(2) the temporary employees shared a community of interest (e.g., similar working conditions, similar skills, functions, wage and benefit packages, and common supervision) with the company’s regular employees.

Under the Sturgis standard there is no requirement of a finding of joint employment for all employees in the bargaining unit. Rather under the Sturgis standard unions are allowed to organize both joint-employer and single-employer employees into a single bargaining unit when at least some of the impacted employees were jointly employed.

This newly resurrected rule is a departure from the NLRB standard that allowed a union to organize only if both the employer and the staffing agency consent. The resurgence of the Sturgis standard is part of a trend at the NLRB to expand the “joint employer” doctrine and increase the organization of separate businesses that are interrelated.

Employers should take care in their selection of staffing companies and be cognizant that a contingent workforce does not necessarily mean a union free workforce.


Contributed by Jonathon Hoag, July 6, 2016

As we previously reported, the August 10, 2016 effective date for OSHA’s final electronic reporting rule is quickly approaching. The requirement to electronically submit data does not begin until 2017, but an important part of this rulemaking that goes into effect August 10, 2016 is the requirement for employers to implement a reasonable procedure to ensure accurate reporting of illnesses and injuries. The concern about possible underreporting was highlighted during the rulemaking process and post-accident drug and alcohol testing was specifically targeted as an area which could deter accurate reporting of injuries. The preamble to OSHA’s final rule on electronic reporting states that blanket post-accident drug and alcohol testing policies deter accurate reporting and may constitute retaliation for reporting an injury.

Injured personIronically, employers have a long-standing practice of implementing post-accident drug and alcohol testing policies to promote safety and reduce workplace accidents. Now, OSHA suggests that post-accident testing policies might lead to OSHA violations. OSHA’s current stance is that blanket post-incident drug testing policies deter proper reporting. OSHA advises that drug testing policies should be revised to only require post-incident testing to situations in which employee drug or alcohol use is likely to have contributed to the incident and for which the test can accurately identify impairment. To muddy the waters further, OSHA explained that employers do not need to specifically suspect drug use before testing, but there should be a reasonable possibility that drug use by the reporting employee was a contributing factor to the reported injury before requiring the employee to test. OSHA then added that drug testing that may be perceived as punitive or embarrassing to the employee is likely to deter injury reporting.
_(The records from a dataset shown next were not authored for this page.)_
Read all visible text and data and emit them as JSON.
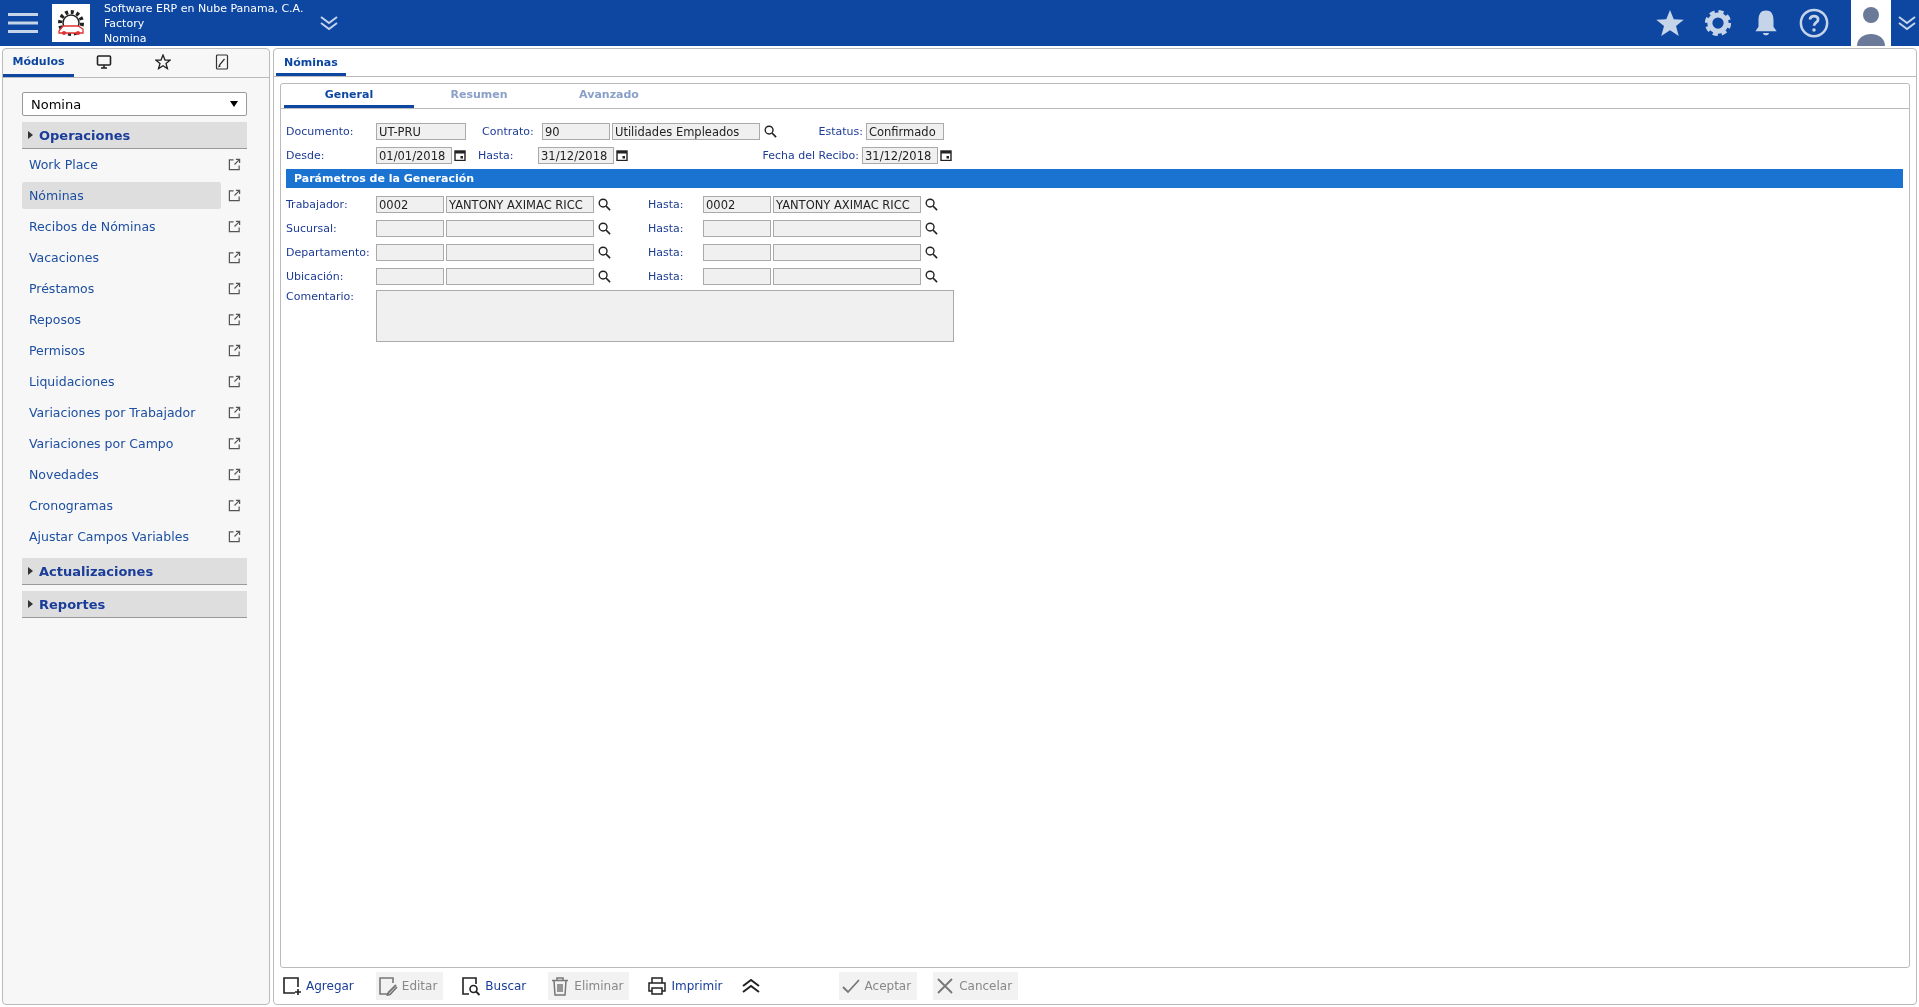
{
  "header": {
    "company": "Software ERP en Nube Panama, C.A.",
    "branch": "Factory",
    "module": "Nomina"
  },
  "sidebar": {
    "tabs": [
      {
        "kind": "label",
        "label": "Módulos",
        "selected": true
      },
      {
        "kind": "screen",
        "selected": false
      },
      {
        "kind": "star",
        "selected": false
      },
      {
        "kind": "note",
        "selected": false
      }
    ],
    "module_select": {
      "value": "Nomina"
    },
    "sections": [
      {
        "title": "Operaciones",
        "items": [
          {
            "label": "Work Place",
            "selected": false
          },
          {
            "label": "Nóminas",
            "selected": true
          },
          {
            "label": "Recibos de Nóminas",
            "selected": false
          },
          {
            "label": "Vacaciones",
            "selected": false
          },
          {
            "label": "Préstamos",
            "selected": false
          },
          {
            "label": "Reposos",
            "selected": false
          },
          {
            "label": "Permisos",
            "selected": false
          },
          {
            "label": "Liquidaciones",
            "selected": false
          },
          {
            "label": "Variaciones por Trabajador",
            "selected": false
          },
          {
            "label": "Variaciones por Campo",
            "selected": false
          },
          {
            "label": "Novedades",
            "selected": false
          },
          {
            "label": "Cronogramas",
            "selected": false
          },
          {
            "label": "Ajustar Campos Variables",
            "selected": false
          }
        ]
      },
      {
        "title": "Actualizaciones"
      },
      {
        "title": "Reportes"
      }
    ]
  },
  "page_tabs": [
    {
      "label": "Nóminas",
      "selected": true
    }
  ],
  "form_tabs": [
    {
      "label": "General",
      "selected": true
    },
    {
      "label": "Resumen",
      "selected": false
    },
    {
      "label": "Avanzado",
      "selected": false
    }
  ],
  "form": {
    "documento": {
      "label": "Documento:",
      "value": "UT-PRU"
    },
    "contrato": {
      "label": "Contrato:",
      "code": "90",
      "name": "Utilidades Empleados"
    },
    "estatus": {
      "label": "Estatus:",
      "value": "Confirmado"
    },
    "desde": {
      "label": "Desde:",
      "value": "01/01/2018"
    },
    "hasta": {
      "label": "Hasta:",
      "value": "31/12/2018"
    },
    "fecha_recibo": {
      "label": "Fecha del Recibo:",
      "value": "31/12/2018"
    }
  },
  "section_title": "Parámetros de la Generación",
  "ranges": [
    {
      "label": "Trabajador:",
      "from_code": "0002",
      "from_name": "YANTONY AXIMAC RICC",
      "to_label": "Hasta:",
      "to_code": "0002",
      "to_name": "YANTONY AXIMAC RICC"
    },
    {
      "label": "Sucursal:",
      "to_label": "Hasta:"
    },
    {
      "label": "Departamento:",
      "to_label": "Hasta:"
    },
    {
      "label": "Ubicación:",
      "to_label": "Hasta:"
    }
  ],
  "comment": {
    "label": "Comentario:"
  },
  "toolbar": {
    "actions": [
      {
        "kind": "add",
        "label": "Agregar",
        "disabled": false
      },
      {
        "kind": "edit",
        "label": "Editar",
        "disabled": true
      },
      {
        "kind": "search",
        "label": "Buscar",
        "disabled": false
      },
      {
        "kind": "delete",
        "label": "Eliminar",
        "disabled": true
      },
      {
        "kind": "print",
        "label": "Imprimir",
        "disabled": false
      }
    ],
    "confirm": [
      {
        "kind": "accept",
        "label": "Aceptar",
        "disabled": true
      },
      {
        "kind": "cancel",
        "label": "Cancelar",
        "disabled": true
      }
    ]
  }
}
The only certain guidance OSHA provided on post-incident testing is that if the employer is required to test to comply with state or federal law, the testing policy is not prohibited by its final rule. However, if post-accident testing is not required by state or federal law, employers should expect that use of such testing will now be open to challenge and possibly subject to an OSHA violation. OSHA penalties are set to increase August 1, 2016, so this seemingly minor change to enforcement practices might result in significant penalties to employers.

Save the Date! August 4th Webinar: Managing Employee Medical Issues & Reducing Workers’ Compensation Exposures

Are you doing all you can to protect your company from workers’ compensation exposure?

Join us for the next installment of our quarterly labor and employment series on Thursday, August 4 at 12:00 pm CT where we will cover how to reduce workers compensation exposure and provide valuable insight and best practices for business owners, human resources professionals, and attorneys operating in an increasingly regulated and litigious environment.

Specific topics to be covered include:

  • Accident reporting and claim management
  • Interaction with the FMLA, ADA, and other mandated leaves
  • Avoiding retaliation lawsuits
  • Closing claims quickly to control costs

This program will be available via webinar. You can register here.